Look at any sufficiently advanced CNC machine or robot, and you’ll notice something peculiar. On one hand, you have a computer running a true operating system for higher-level processing, be it vision or speech recognition, or just connecting to the Internet. On the other hand, you have another computer responsible only for semi-real-time tasks, like moving motors, servos, and reading sensors and switches. You won’t be doing the heavy-lifting tasks with a microcontroller, and the Raspberry Pi is proof enough that real-time functions aren’t meant for a chip running Linux. There are many builds that would be best served with two processors, but that may be changing soon.
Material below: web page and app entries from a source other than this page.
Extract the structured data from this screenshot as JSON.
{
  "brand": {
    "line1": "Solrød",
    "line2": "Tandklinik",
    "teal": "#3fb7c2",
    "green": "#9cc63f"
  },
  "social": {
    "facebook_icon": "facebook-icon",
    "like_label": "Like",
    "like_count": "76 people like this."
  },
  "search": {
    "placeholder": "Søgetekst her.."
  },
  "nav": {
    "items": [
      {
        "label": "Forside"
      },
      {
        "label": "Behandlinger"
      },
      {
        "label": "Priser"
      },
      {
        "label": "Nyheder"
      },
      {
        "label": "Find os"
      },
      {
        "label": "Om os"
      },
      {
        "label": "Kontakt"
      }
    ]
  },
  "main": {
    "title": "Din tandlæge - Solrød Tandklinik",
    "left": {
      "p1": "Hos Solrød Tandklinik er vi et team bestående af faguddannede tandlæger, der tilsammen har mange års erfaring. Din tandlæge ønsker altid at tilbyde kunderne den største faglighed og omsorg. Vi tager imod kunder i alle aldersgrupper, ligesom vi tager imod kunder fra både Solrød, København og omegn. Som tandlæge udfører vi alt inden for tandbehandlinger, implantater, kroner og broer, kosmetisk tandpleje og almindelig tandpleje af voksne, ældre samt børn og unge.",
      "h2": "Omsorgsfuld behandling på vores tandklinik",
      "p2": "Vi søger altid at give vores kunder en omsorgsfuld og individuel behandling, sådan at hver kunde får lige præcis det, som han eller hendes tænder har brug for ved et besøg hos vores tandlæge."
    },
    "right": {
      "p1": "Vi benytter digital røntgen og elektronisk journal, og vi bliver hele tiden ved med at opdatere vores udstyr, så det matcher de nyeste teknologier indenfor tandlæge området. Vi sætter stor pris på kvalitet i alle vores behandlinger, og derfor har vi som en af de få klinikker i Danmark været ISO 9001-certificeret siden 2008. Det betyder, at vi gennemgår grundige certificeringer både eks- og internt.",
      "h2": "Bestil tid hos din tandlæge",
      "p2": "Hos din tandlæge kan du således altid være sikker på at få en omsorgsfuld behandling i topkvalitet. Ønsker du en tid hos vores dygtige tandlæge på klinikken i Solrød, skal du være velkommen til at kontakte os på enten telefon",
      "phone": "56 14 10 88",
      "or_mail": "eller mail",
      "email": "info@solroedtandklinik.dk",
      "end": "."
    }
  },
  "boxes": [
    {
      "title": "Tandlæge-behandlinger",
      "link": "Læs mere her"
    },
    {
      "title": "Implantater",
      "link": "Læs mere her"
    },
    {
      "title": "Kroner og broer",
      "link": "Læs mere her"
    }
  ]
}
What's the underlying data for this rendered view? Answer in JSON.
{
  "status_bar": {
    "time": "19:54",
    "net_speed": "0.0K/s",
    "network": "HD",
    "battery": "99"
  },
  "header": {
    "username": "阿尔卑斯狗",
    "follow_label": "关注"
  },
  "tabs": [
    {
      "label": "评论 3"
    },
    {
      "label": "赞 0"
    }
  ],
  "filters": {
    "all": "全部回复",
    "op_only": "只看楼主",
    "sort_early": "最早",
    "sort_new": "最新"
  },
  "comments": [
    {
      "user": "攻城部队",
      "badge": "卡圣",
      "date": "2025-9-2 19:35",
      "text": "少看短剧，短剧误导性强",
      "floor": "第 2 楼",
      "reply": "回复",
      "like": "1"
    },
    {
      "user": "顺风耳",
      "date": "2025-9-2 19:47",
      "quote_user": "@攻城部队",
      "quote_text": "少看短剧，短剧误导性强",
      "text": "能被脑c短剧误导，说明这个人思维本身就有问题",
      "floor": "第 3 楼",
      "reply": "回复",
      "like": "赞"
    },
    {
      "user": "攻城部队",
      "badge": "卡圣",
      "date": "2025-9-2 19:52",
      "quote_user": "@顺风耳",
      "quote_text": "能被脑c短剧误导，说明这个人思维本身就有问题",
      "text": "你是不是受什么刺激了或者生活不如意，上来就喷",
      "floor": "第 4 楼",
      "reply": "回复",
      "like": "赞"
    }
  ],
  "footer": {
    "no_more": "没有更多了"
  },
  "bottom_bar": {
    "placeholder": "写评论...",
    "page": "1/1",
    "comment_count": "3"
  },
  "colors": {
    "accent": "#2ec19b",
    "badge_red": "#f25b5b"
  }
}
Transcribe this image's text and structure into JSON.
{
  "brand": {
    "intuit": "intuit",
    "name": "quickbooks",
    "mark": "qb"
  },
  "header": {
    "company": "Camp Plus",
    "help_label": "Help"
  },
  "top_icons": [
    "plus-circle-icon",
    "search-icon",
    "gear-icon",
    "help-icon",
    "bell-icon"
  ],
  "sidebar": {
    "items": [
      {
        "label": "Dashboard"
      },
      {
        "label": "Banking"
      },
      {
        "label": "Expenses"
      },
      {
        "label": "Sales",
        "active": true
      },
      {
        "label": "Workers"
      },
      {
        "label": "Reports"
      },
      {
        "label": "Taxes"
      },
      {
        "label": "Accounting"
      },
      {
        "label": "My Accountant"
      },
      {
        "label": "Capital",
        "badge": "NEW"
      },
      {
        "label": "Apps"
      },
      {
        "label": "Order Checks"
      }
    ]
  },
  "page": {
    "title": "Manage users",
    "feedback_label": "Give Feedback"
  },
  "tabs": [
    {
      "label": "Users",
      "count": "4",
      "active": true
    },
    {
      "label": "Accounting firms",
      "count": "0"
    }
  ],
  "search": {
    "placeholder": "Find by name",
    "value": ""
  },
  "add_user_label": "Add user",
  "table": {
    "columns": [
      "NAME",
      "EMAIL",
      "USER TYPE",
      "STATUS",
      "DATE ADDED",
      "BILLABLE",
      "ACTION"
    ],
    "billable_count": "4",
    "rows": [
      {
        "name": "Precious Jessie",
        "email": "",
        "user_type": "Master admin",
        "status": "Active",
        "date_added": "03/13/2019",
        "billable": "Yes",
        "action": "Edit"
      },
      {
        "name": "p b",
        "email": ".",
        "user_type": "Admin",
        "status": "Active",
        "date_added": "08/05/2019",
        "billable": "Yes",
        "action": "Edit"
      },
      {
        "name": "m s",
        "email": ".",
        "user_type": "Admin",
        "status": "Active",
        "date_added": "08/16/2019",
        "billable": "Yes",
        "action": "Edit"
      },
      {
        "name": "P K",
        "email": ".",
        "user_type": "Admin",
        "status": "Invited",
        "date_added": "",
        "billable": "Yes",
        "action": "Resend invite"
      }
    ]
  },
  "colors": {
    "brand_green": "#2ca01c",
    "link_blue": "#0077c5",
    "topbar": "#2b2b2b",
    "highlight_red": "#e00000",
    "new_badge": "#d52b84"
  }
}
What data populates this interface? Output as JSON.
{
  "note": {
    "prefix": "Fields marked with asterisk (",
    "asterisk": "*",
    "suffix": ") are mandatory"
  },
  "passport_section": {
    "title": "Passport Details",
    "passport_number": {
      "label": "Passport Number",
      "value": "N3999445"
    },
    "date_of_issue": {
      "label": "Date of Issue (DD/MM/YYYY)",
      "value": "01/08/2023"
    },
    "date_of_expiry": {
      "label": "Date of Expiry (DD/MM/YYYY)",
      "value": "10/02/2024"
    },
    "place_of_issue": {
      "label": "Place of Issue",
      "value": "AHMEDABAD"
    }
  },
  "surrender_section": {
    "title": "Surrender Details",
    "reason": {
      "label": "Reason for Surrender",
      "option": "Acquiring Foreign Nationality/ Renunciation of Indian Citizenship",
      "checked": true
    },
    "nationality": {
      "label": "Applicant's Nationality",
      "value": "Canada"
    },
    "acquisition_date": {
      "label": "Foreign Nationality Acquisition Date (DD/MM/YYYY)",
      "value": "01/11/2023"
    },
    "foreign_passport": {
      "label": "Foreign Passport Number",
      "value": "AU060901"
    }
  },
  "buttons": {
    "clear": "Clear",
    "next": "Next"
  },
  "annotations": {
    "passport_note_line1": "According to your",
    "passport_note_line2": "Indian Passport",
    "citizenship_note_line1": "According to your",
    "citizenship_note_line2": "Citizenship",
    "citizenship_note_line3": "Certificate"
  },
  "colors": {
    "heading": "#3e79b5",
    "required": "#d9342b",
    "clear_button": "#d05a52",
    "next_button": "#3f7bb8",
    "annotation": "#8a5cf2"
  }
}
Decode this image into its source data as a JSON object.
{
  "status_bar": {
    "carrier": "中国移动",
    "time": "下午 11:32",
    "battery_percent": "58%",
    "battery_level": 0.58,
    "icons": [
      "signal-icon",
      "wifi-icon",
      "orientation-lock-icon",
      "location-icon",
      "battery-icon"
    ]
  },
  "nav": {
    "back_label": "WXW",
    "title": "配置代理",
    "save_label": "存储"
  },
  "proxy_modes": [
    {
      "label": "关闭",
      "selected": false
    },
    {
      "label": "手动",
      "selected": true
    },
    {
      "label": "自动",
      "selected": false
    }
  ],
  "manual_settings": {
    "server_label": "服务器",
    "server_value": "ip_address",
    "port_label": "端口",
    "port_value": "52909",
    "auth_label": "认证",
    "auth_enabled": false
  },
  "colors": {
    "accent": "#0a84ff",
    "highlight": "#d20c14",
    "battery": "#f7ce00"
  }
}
Microchip recently announced an addition to the PIC32 family of microcontrollers that will support hardware virtualization. This addition comes thanks to the MIPS M5150 Warrior-M processor, the first microcontroller to support hardware visualization.